What is expected → In the records below, pick out all lines containing the word "status".

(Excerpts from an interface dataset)

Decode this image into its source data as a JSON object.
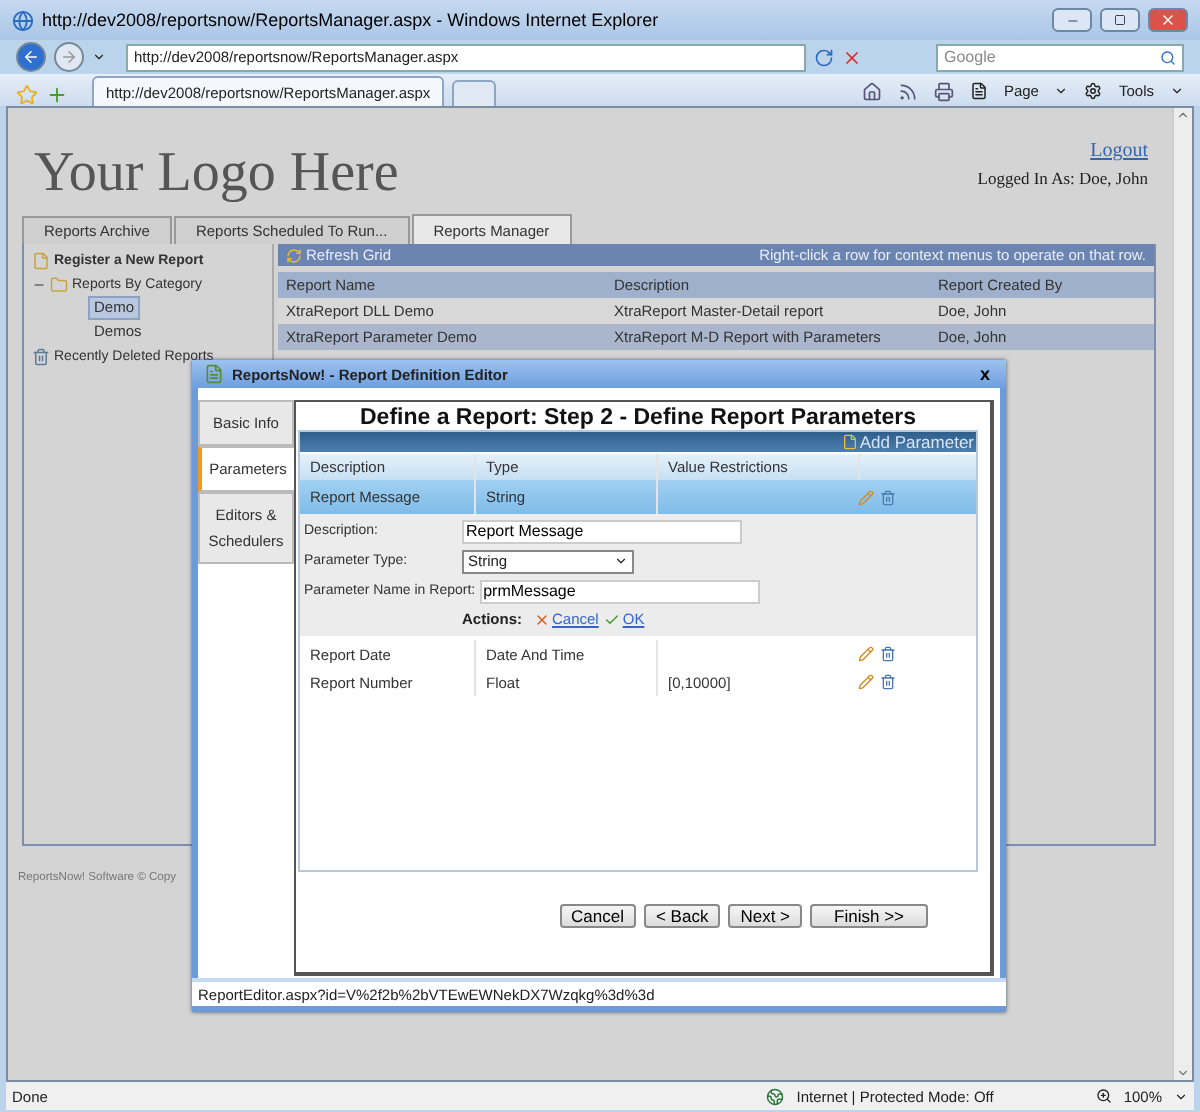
{
  "browser": {
    "title": "http://dev2008/reportsnow/ReportsManager.aspx - Windows Internet Explorer",
    "address": "http://dev2008/reportsnow/ReportsManager.aspx",
    "search": {
      "placeholder": "Google"
    },
    "tabs": [
      {
        "label": "http://dev2008/reportsnow/ReportsManager.aspx",
        "selected": true
      }
    ],
    "menus": [
      "Page",
      "Tools"
    ],
    "status": "Done",
    "zone": "Internet | Protected Mode: Off",
    "zoom": "100%"
  },
  "page": {
    "logo": "Your Logo Here",
    "logout": "Logout",
    "logged_in": "Logged In As: Doe, John",
    "tabs": [
      {
        "label": "Reports Archive",
        "selected": false
      },
      {
        "label": "Reports Scheduled To Run...",
        "selected": false
      },
      {
        "label": "Reports Manager",
        "selected": true
      }
    ],
    "tree": [
      {
        "label": "Register a New Report",
        "kind": "action"
      },
      {
        "label": "Reports By Category",
        "kind": "folder",
        "expanded": true,
        "children": [
          {
            "label": "Demo",
            "selected": true
          },
          {
            "label": "Demos",
            "selected": false
          }
        ]
      },
      {
        "label": "Recently Deleted Reports",
        "kind": "trash"
      }
    ],
    "grid": {
      "refresh": "Refresh Grid",
      "hint": "Right-click a row for context menus to operate on that row.",
      "columns": [
        "Report Name",
        "Description",
        "Report Created By"
      ],
      "rows": [
        {
          "cells": [
            "XtraReport DLL Demo",
            "XtraReport Master-Detail report",
            "Doe, John"
          ],
          "selected": false
        },
        {
          "cells": [
            "XtraReport Parameter Demo",
            "XtraReport M-D Report with Parameters",
            "Doe, John"
          ],
          "selected": true
        }
      ]
    },
    "footer": "ReportsNow! Software © Copy"
  },
  "dialog": {
    "title": "ReportsNow! - Report Definition Editor",
    "close": "x",
    "side_tabs": [
      {
        "label": "Basic Info",
        "selected": false
      },
      {
        "label": "Parameters",
        "selected": true
      },
      {
        "label": "Editors & Schedulers",
        "selected": false
      }
    ],
    "heading": "Define a Report: Step 2 - Define Report Parameters",
    "add": "Add Parameter",
    "columns": [
      "Description",
      "Type",
      "Value Restrictions"
    ],
    "rows": [
      {
        "description": "Report Message",
        "type": "String",
        "selected": true,
        "expanded": true
      },
      {
        "description": "Report Date",
        "type": "Date And Time",
        "selected": false,
        "expanded": false
      },
      {
        "description": "Report Number",
        "type": "Float",
        "restrictions": "[0,10000]",
        "selected": false,
        "expanded": false
      }
    ],
    "form": {
      "fields": [
        {
          "label": "Description:",
          "value": "Report Message",
          "kind": "text"
        },
        {
          "label": "Parameter Type:",
          "value": "String",
          "kind": "select"
        },
        {
          "label": "Parameter Name in Report:",
          "value": "prmMessage",
          "kind": "text"
        }
      ],
      "actions_label": "Actions:",
      "actions": [
        {
          "label": "Cancel",
          "kind": "cancel"
        },
        {
          "label": "OK",
          "kind": "ok"
        }
      ]
    },
    "buttons": [
      "Cancel",
      "< Back",
      "Next >",
      "Finish >>"
    ],
    "status": "ReportEditor.aspx?id=V%2f2b%2bVTEwEWNekDX7Wzqkg%3d%3d"
  }
}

Answer to this task →
    "status": "Done",
    "status": "ReportEditor.aspx?id=V%2f2b%2bVTEwEWNekDX7Wzqkg%3d%3d"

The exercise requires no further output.